Worker wellbeing has been of crucial importance as individuals have had a tough time getting used to home working and not being able to interact with their colleagues and friends. Healthcare Improvement Scotland (HIS), part of the Scottish NHS, is one example of an organisation that has introduced a range of measures, including an Employee Assistance Programme (EAP) and occupational health teams, to help support its people.
“In addition to Directorates’ own initiatives such as regular team huddles and coffee break meetings, managers are in touch with team members to ensure they are well. We also have access to a range of support being provided by the Scottish Government,” says Ann Laing, the body’s Head of People and Workplace. “Our confidential contacts – a network of staff volunteers – are on hand to chat to anyone who wants to talk about any subject. The contacts have also established a regular virtual ‘pop-in’ wellbeing meeting where staff can gather to chat.”
Separate wellbeing Zoom sessions for employees and managers have been a feature for cloud solutions company, Iomart, which is headquartered in Glasgow. “We’ve rolled out an e-learning module on mental health and wellbeing and developed our own workshop on homeworking and rolled this out to half the workforce,” says the company’s HR Director, Jane Middleton. “This was all done very early into lockdown and I think that was key. We ran an engagement survey specifically around remote working and COVID – this was done around May and we’re now using some of this to determine our new ‘ways of working’”.
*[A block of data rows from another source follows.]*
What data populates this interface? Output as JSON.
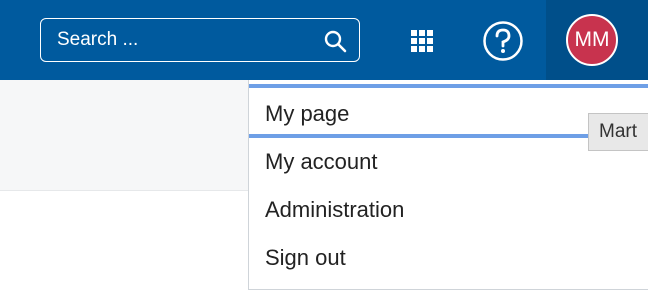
{
  "header": {
    "search": {
      "placeholder": "Search ..."
    },
    "avatar_initials": "MM"
  },
  "user_menu": {
    "items": [
      {
        "label": "My page",
        "active": true
      },
      {
        "label": "My account",
        "active": false
      },
      {
        "label": "Administration",
        "active": false
      },
      {
        "label": "Sign out",
        "active": false
      }
    ]
  },
  "tooltip": {
    "text": "Mart"
  },
  "colors": {
    "header_bg": "#005a9e",
    "avatar_bg": "#c8334e",
    "active_underline": "#6e9fe6"
  },
  "icons": [
    "search-icon",
    "modules-grid-icon",
    "help-icon"
  ]
}
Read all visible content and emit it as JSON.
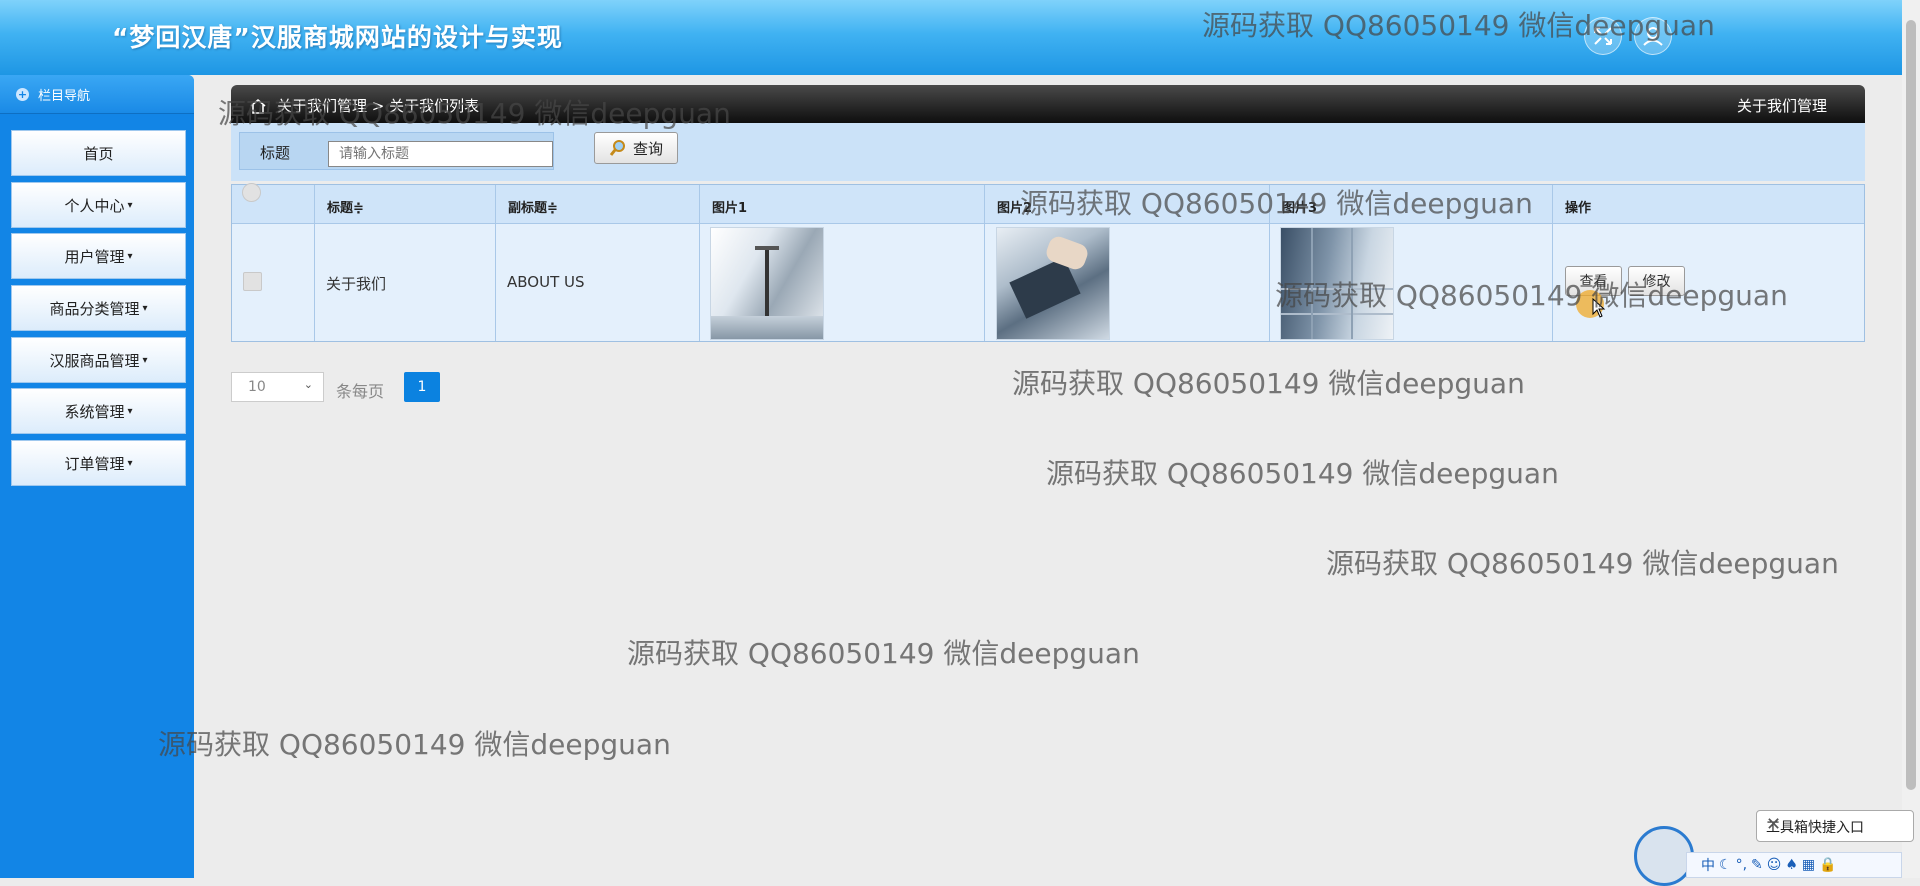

The cloud services specialist launched a new recruitment system pre-COVID and a new HR System in June with onboarding. “We’ve been conducting our normal inductions via Teams but getting new kit organised to people’s homes and general operational training has been hard – we definitely have struggled with this,” Jane admits. “Due to this concern we’ve just set up what we call our ‘Enhanced Induction Programme’ – mapping out the first 90 days – it’s really just everything someone would normally get but in a much more organised and structured way. This had very good feedback and something we’ll continue to do regardless of COVID”.
Iomart has also decided to open its offices on a voluntary basis. As Jane explains, “We have a fairly young demographic and some feedback from the survey was they really struggled having adequate space to work from home. The office is open to those that are struggling and this is all booked centrally with reduced capacity across the site. We had to produce a fairly detailed guide for the office also, for example social distancing, track and trace etc.”
Both Iomart and HIS, have had to adapt quickly to ensure business process continuity. The organisations’ HR teams have had their work cut out to ensure that employees are coping with working remotely and the lack of face to face interaction. As Ann reminds us, the key challenge remains “ensuring that my team remain engaged, that they are coping with working remotely – some handling difficult working conditions – and that communications are effective.”
There have been many obstacles to overcome and much of the preparation work for an eventual office return has also falling squarely into the laps of HR practitioners. This has raised the profile of the department but in Jane's words also added ‘considerable strain’. And that doesn’t seem likely to diminish any time soon.
If you’re looking to learn more about the HR market in Scotland, please contact LeighAnne Jordan at email@example.com